Leaders are willing to go down swinging because marriage is already on the ropes today as cultural forces gradually tear down individual marriages and they fear that the radical redefinition of marriage will further distort the true meaning of this beautiful institution. Still others simply want to maintain a traditional understanding of marriage enshrined in law in every land. Others make slippery slope arguments and fear what is next. And, yes, many fear that legal recognition and elevation of homosexual unions will codify into law an acceptance of sexual acts we believe to be intrinsically disordered, immoral, and a grave depravity. In short, we fight for an institution that we believe to be beautiful, traditional, vital, a sacrament, and necessary for our flourishing.
This is the seriousness of our perspective, and characterizing our view as little more than a sentimental clinging to a word amounts to nothing more than erecting a straw man. We argue for the one and only true definition of marriage and our arguments cannot be characterized as unevolved thinking. We approach marriage from different perspectives, each concerned citizen emphasizing different goods to be protected and upheld. Our principled positions and careful argumentation are not at the service of a moniker or label we slap on relationships we wish to affirm. We would not fight for a mere word; we fight for marriage.
We will oppose words, however, because we know that they have implications and a deep connection to reality. We realize that your words are intended to prepare the nation for the forthcoming action to radically redefine the first and most fundamental institution of society. As we hear your words we share the conviction of Cardinal Timothy Dolan who has stated, “We cannot be silent in the face of words or actions that would undermine the institution of marriage, the very cornerstone of society. The people of this country, especially our children, deserve better.”

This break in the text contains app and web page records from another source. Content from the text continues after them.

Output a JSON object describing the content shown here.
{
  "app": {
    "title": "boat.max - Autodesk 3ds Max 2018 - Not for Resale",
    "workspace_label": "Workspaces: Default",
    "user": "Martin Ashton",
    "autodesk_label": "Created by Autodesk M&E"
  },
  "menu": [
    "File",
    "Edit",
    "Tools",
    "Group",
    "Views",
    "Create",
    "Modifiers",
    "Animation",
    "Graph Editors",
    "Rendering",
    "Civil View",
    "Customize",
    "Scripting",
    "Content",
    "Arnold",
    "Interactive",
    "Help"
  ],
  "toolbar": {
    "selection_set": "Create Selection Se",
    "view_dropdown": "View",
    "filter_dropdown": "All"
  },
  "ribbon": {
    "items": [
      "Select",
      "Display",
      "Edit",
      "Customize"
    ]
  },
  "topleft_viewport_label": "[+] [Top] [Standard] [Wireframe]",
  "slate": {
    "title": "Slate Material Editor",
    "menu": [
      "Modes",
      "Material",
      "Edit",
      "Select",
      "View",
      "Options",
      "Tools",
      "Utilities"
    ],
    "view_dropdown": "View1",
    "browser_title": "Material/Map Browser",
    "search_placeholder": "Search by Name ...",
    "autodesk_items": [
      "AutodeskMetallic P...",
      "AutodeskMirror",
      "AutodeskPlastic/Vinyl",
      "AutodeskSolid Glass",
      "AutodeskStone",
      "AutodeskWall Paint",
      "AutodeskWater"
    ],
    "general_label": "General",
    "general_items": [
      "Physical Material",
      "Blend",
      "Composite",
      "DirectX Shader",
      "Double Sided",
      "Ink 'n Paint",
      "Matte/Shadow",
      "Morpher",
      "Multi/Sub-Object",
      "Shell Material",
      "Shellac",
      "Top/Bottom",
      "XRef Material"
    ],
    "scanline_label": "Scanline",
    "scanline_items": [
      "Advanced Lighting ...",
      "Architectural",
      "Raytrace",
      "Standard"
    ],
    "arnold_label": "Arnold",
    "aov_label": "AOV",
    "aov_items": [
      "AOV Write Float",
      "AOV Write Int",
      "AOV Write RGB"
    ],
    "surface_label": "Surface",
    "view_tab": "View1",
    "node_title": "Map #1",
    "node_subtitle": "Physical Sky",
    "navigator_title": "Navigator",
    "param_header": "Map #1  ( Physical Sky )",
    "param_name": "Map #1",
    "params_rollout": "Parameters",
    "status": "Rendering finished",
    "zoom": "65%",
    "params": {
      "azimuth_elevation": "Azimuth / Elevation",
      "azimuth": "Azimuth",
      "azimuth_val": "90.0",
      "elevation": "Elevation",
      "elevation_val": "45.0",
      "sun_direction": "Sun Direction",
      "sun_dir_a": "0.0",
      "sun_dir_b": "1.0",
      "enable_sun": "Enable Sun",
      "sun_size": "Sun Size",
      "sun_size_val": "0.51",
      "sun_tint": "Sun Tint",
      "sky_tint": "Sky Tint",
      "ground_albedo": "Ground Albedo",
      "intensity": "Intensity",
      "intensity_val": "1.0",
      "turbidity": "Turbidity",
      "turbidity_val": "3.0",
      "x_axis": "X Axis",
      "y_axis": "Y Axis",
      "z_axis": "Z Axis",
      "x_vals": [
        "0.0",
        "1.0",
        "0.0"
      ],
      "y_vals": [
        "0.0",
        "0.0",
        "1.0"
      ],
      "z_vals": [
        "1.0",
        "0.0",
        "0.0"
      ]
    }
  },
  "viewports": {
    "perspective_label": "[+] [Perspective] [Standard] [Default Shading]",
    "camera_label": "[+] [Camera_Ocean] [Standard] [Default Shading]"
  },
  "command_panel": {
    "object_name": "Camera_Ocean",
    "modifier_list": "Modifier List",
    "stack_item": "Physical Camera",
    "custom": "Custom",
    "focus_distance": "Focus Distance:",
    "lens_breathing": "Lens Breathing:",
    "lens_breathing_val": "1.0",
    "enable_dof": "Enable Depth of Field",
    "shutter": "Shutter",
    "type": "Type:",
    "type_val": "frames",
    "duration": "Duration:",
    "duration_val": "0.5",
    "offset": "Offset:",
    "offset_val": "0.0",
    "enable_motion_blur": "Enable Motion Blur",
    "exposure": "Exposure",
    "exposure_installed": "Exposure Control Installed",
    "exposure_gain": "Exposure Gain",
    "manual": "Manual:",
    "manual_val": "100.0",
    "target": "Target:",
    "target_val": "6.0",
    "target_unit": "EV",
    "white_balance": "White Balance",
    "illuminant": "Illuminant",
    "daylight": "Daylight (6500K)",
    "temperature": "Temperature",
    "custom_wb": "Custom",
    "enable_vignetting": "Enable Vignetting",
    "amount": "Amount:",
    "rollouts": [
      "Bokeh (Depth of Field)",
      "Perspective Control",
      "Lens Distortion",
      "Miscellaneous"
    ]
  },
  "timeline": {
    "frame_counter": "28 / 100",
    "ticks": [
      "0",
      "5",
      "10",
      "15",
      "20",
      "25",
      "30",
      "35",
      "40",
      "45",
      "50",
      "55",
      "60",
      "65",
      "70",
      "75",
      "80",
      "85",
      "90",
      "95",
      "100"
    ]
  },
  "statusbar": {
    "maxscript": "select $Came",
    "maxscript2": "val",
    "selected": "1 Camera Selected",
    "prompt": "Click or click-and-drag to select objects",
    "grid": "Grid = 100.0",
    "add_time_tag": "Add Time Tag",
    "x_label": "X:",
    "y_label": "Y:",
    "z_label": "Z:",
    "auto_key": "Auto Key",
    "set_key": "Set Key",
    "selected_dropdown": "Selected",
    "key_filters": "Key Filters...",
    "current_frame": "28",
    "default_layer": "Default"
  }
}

Words have meaning, Mr. President. Though you may be surrounded by many who hold that words only mean what we happen to want them to mean at a given moment, you cannot change the nature of this fundamental human institution. And many of us cro-magnons are willing to fight for this basic truth.